Chemo brain or chemo fog refers to the cognitive changes that can occur during and after chemotherapy. These changes may translate into memory lapses, motor problems, difficulty finding words and problems managing multiple tasks and learning new things. Although the causes of the phenomenon are still under debate, it is nonetheless a real problem, affecting 20% to 30% of breast cancer patients who undergo chemotherapy. This New York Time article reports that chemo brain effects may be longer lasting than originally thought.
“Chemo brain,” the foggy thinking and forgetfulness that cancer patients often complain about after treatment, may last for five years or more for a sizable percentage of patients, new research shows.
The study, published in The Journal of Clinical Oncology, is a vindication of sorts for many cancer patients, whose complaints about thinking and memory problems are often dismissed by doctors who lay blame for the symptoms on normal aging or the fatigue of illness.
What is offered to these patients to recover their brain functions faster?
Many of the cognitive deficits were relatively mild and easily addressed with coping skills like note taking or strategies to improve focus.
“We all lose memory with time and learn to compensate,” Dr. Syrjala said. “These patients just have to recognize that their brains are perhaps not as finely tuned as they were before they were diagnosed with their cancers, but they can compensate very effectively.”
One wonders whether any of the cognitive training programs available would benefit cancer patients.
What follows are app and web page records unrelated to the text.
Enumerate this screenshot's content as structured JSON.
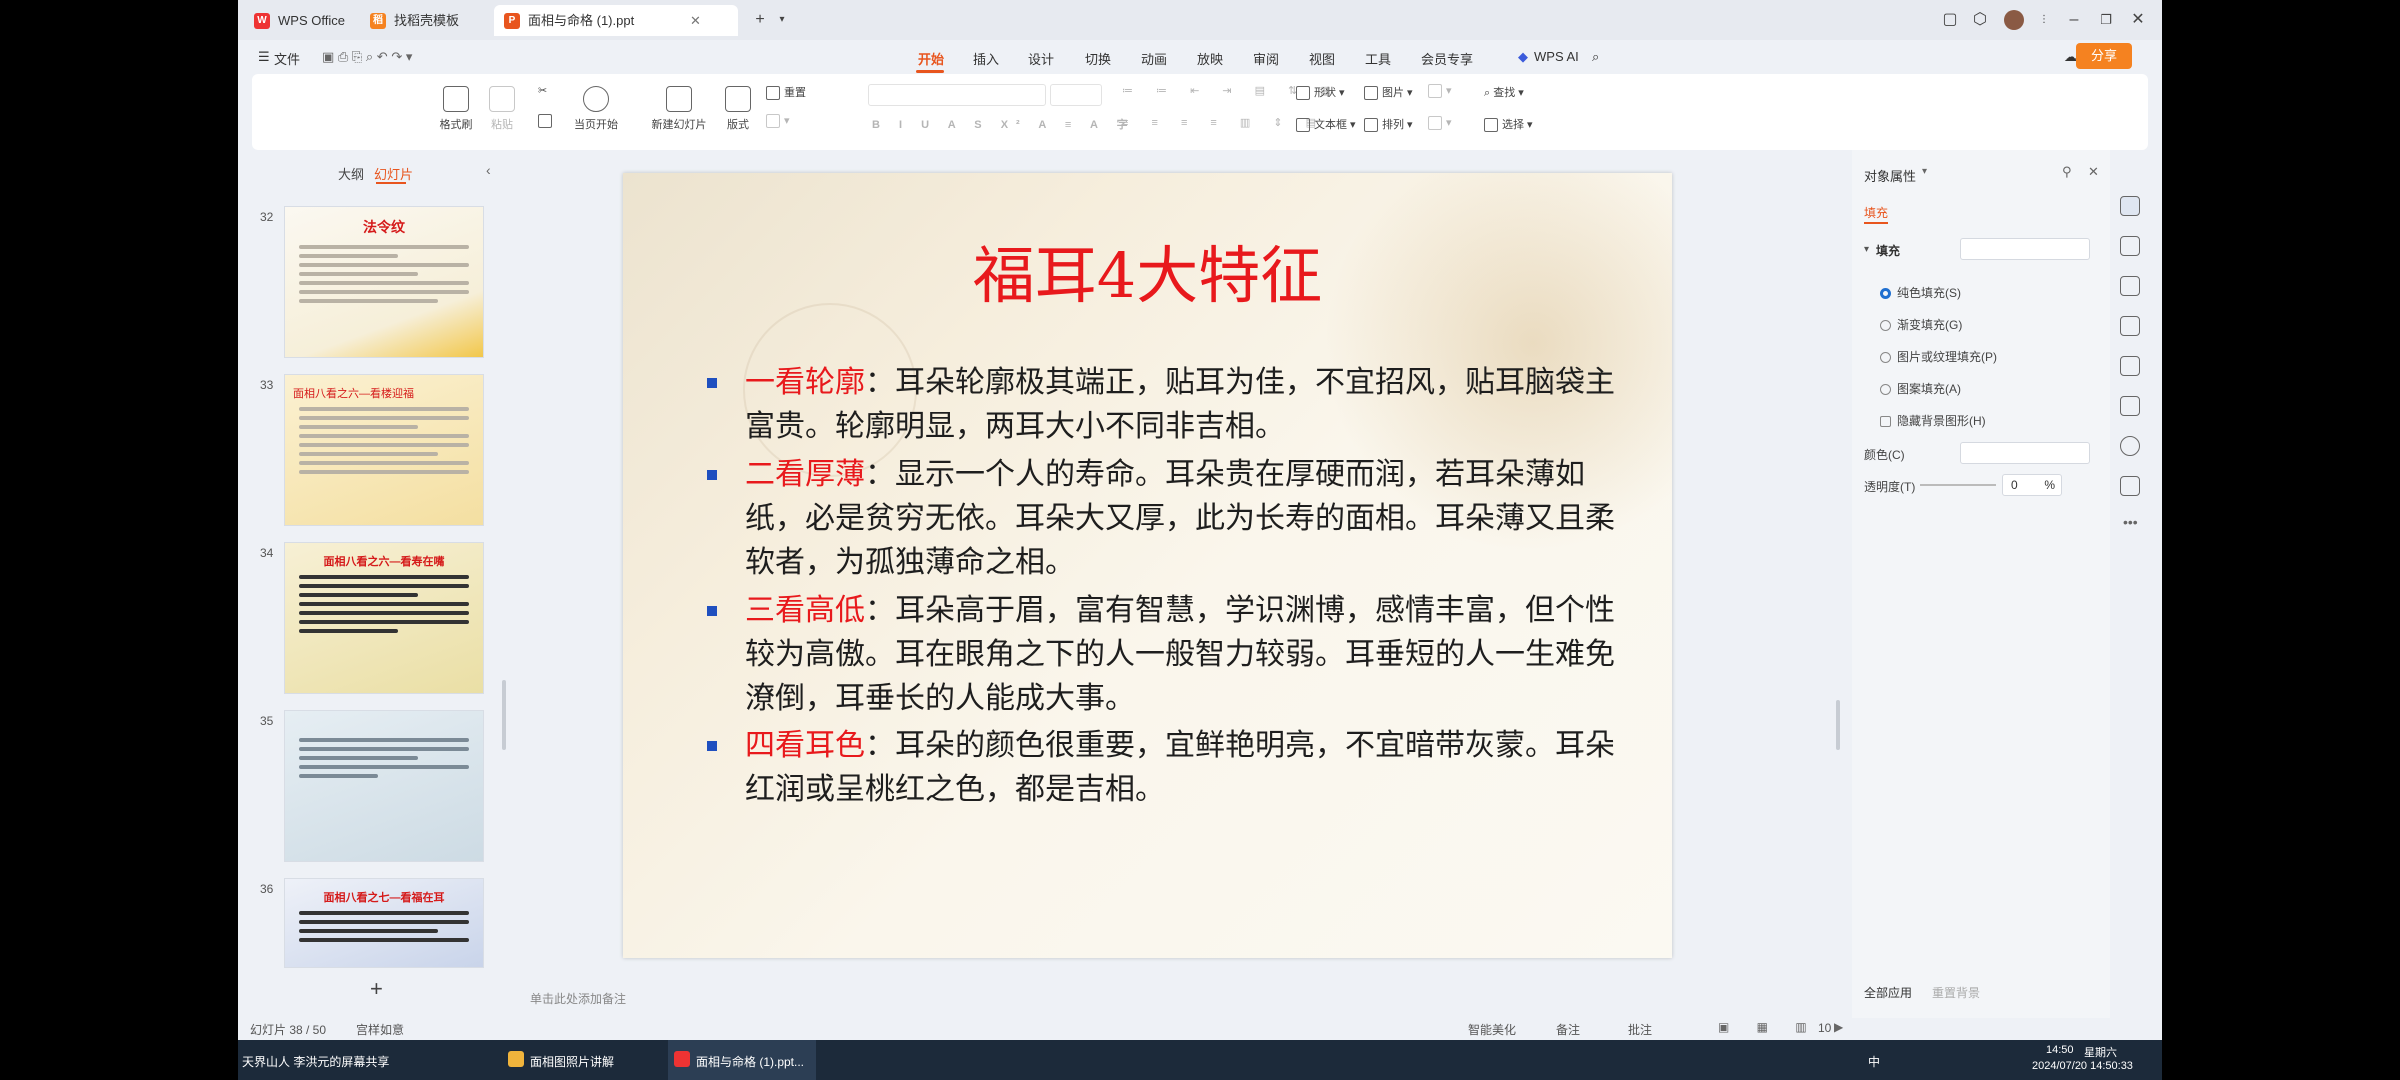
{
  "window": {
    "tabs": [
      {
        "label": "WPS Office"
      },
      {
        "label": "找稻壳模板"
      },
      {
        "label": "面相与命格 (1).ppt"
      }
    ]
  },
  "menu": {
    "file_label": "文件",
    "tabs": [
      "开始",
      "插入",
      "设计",
      "切换",
      "动画",
      "放映",
      "审阅",
      "视图",
      "工具",
      "会员专享"
    ],
    "active_tab": "开始",
    "wps_ai_label": "WPS AI",
    "share_label": "分享"
  },
  "ribbon": {
    "format_painter": "格式刷",
    "paste": "粘贴",
    "play_from_current": "当页开始",
    "new_slide": "新建幻灯片",
    "layout": "版式",
    "reset": "重置",
    "shape": "形状",
    "picture": "图片",
    "textbox": "文本框",
    "arrange": "排列",
    "find": "查找",
    "select": "选择"
  },
  "left_panel": {
    "tab_outline": "大纲",
    "tab_slides": "幻灯片",
    "thumbnails": [
      {
        "number": "32",
        "title": "法令纹"
      },
      {
        "number": "33",
        "title": "面相八看之六—看楼迎福"
      },
      {
        "number": "34",
        "title": "面相八看之六—看寿在嘴"
      },
      {
        "number": "35",
        "title": ""
      },
      {
        "number": "36",
        "title": "面相八看之七—看福在耳"
      }
    ],
    "add_button": "+"
  },
  "slide": {
    "title": "福耳4大特征",
    "points": [
      {
        "heading": "一看轮廓",
        "body": "：耳朵轮廓极其端正，贴耳为佳，不宜招风，贴耳脑袋主富贵。轮廓明显，两耳大小不同非吉相。"
      },
      {
        "heading": "二看厚薄",
        "body": "：显示一个人的寿命。耳朵贵在厚硬而润，若耳朵薄如纸，必是贫穷无依。耳朵大又厚，此为长寿的面相。耳朵薄又且柔软者，为孤独薄命之相。"
      },
      {
        "heading": "三看高低",
        "body": "：耳朵高于眉，富有智慧，学识渊博，感情丰富，但个性较为高傲。耳在眼角之下的人一般智力较弱。耳垂短的人一生难免潦倒，耳垂长的人能成大事。"
      },
      {
        "heading": "四看耳色",
        "body": "：耳朵的颜色很重要，宜鲜艳明亮，不宜暗带灰蒙。耳朵红润或呈桃红之色，都是吉相。"
      }
    ],
    "notes_placeholder": "单击此处添加备注"
  },
  "right_panel": {
    "title": "对象属性",
    "tab_fill": "填充",
    "section_fill": "填充",
    "options": [
      "纯色填充(S)",
      "渐变填充(G)",
      "图片或纹理填充(P)",
      "图案填充(A)"
    ],
    "hide_bg_label": "隐藏背景图形(H)",
    "color_label": "颜色(C)",
    "transparency_label": "透明度(T)",
    "transparency_value": "0",
    "transparency_unit": "%",
    "apply_all": "全部应用",
    "reset_bg": "重置背景"
  },
  "status": {
    "slide_counter": "幻灯片 38 / 50",
    "theme": "宫样如意",
    "smart_beautify": "智能美化",
    "notes": "备注",
    "comments": "批注",
    "zoom": "10"
  },
  "taskbar": {
    "presenter_text": "天界山人 李洪元的屏幕共享",
    "apps": [
      "面相图照片讲解",
      "面相与命格 (1).ppt..."
    ],
    "ime": "中",
    "time": "14:50",
    "weekday": "星期六",
    "datetime": "2024/07/20 14:50:33"
  },
  "colors": {
    "accent_orange": "#f58220",
    "slide_title_red": "#e8191c",
    "bullet_blue": "#1f4fbf",
    "active_tab_color": "#f58220"
  }
}
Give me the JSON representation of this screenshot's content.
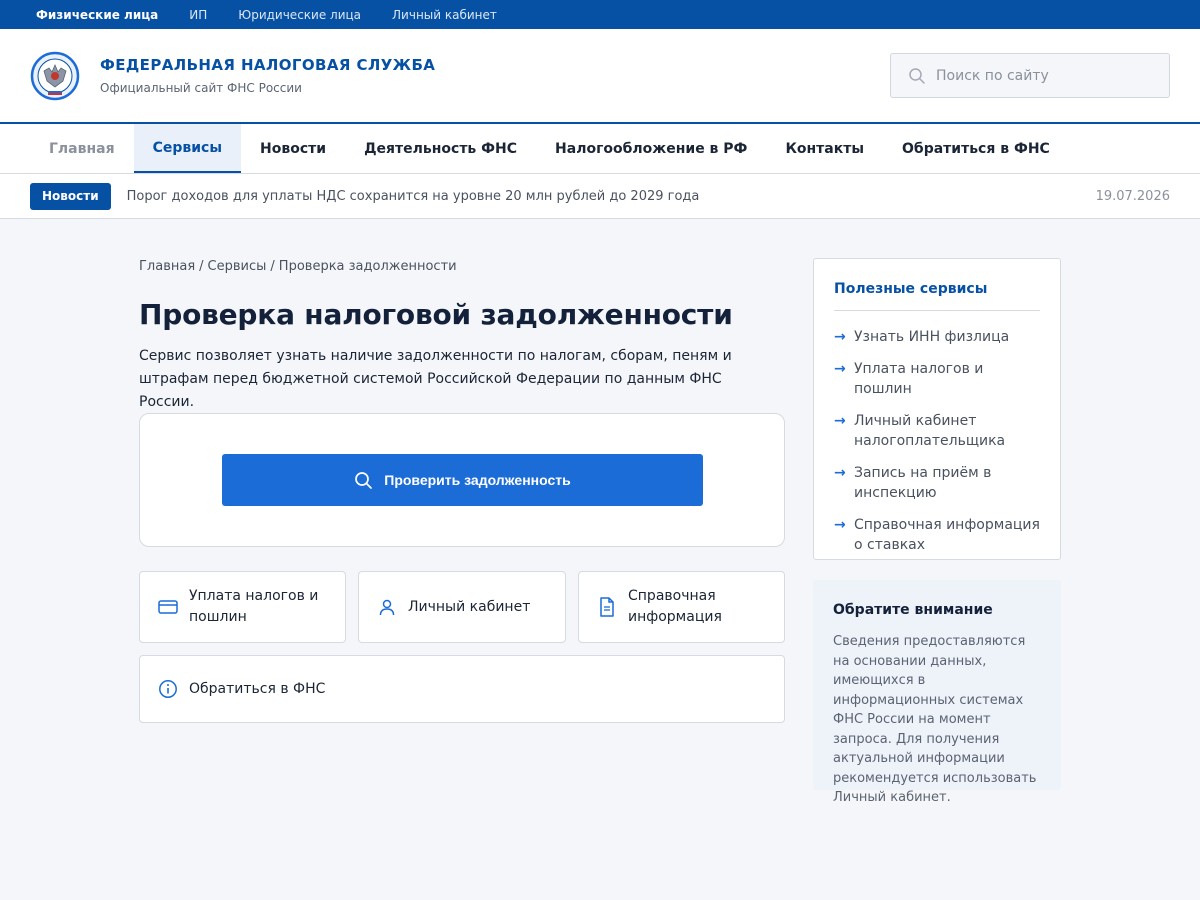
{
  "topbar": {
    "items": [
      {
        "label": "Физические лица",
        "active": true
      },
      {
        "label": "ИП",
        "active": false
      },
      {
        "label": "Юридические лица",
        "active": false
      },
      {
        "label": "Личный кабинет",
        "active": false
      }
    ]
  },
  "header": {
    "title": "ФЕДЕРАЛЬНАЯ НАЛОГОВАЯ СЛУЖБА",
    "subtitle": "Официальный сайт ФНС России",
    "search_placeholder": "Поиск по сайту"
  },
  "nav": {
    "items": [
      {
        "label": "Главная"
      },
      {
        "label": "Сервисы"
      },
      {
        "label": "Новости"
      },
      {
        "label": "Деятельность ФНС"
      },
      {
        "label": "Налогообложение в РФ"
      },
      {
        "label": "Контакты"
      },
      {
        "label": "Обратиться в ФНС"
      }
    ],
    "active_index": 1
  },
  "ticker": {
    "badge": "Новости",
    "text": "Порог доходов для уплаты НДС сохранится на уровне 20 млн рублей до 2029 года",
    "date": "19.07.2026"
  },
  "breadcrumb": [
    "Главная",
    "Сервисы",
    "Проверка задолженности"
  ],
  "page": {
    "title": "Проверка налоговой задолженности",
    "lead": "Сервис позволяет узнать наличие задолженности по налогам, сборам, пеням и штрафам перед бюджетной системой Российской Федерации по данным ФНС России.",
    "check_button": "Проверить задолженность"
  },
  "tiles": [
    {
      "label": "Уплата налогов и пошлин",
      "icon": "card-icon"
    },
    {
      "label": "Личный кабинет",
      "icon": "user-icon"
    },
    {
      "label": "Справочная информация",
      "icon": "document-icon"
    },
    {
      "label": "Обратиться в ФНС",
      "icon": "info-icon"
    }
  ],
  "sidebar": {
    "title": "Полезные сервисы",
    "items": [
      "Узнать ИНН физлица",
      "Уплата налогов и пошлин",
      "Личный кабинет налогоплательщика",
      "Запись на приём в инспекцию",
      "Справочная информация о ставках"
    ],
    "arrow": "→"
  },
  "notice": {
    "title": "Обратите внимание",
    "text": "Сведения предоставляются на основании данных, имеющихся в информационных системах ФНС России на момент запроса. Для получения актуальной информации рекомендуется использовать Личный кабинет."
  },
  "colors": {
    "brand": "#0751a5",
    "button": "#1b6cd7",
    "page_bg": "#f5f6f9"
  }
}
In 2008, Posit Science did conduct a promising preliminary study but randomized controlled trials are still to come…
Related post: Chemo Brain: cognitive effects of chemotherapy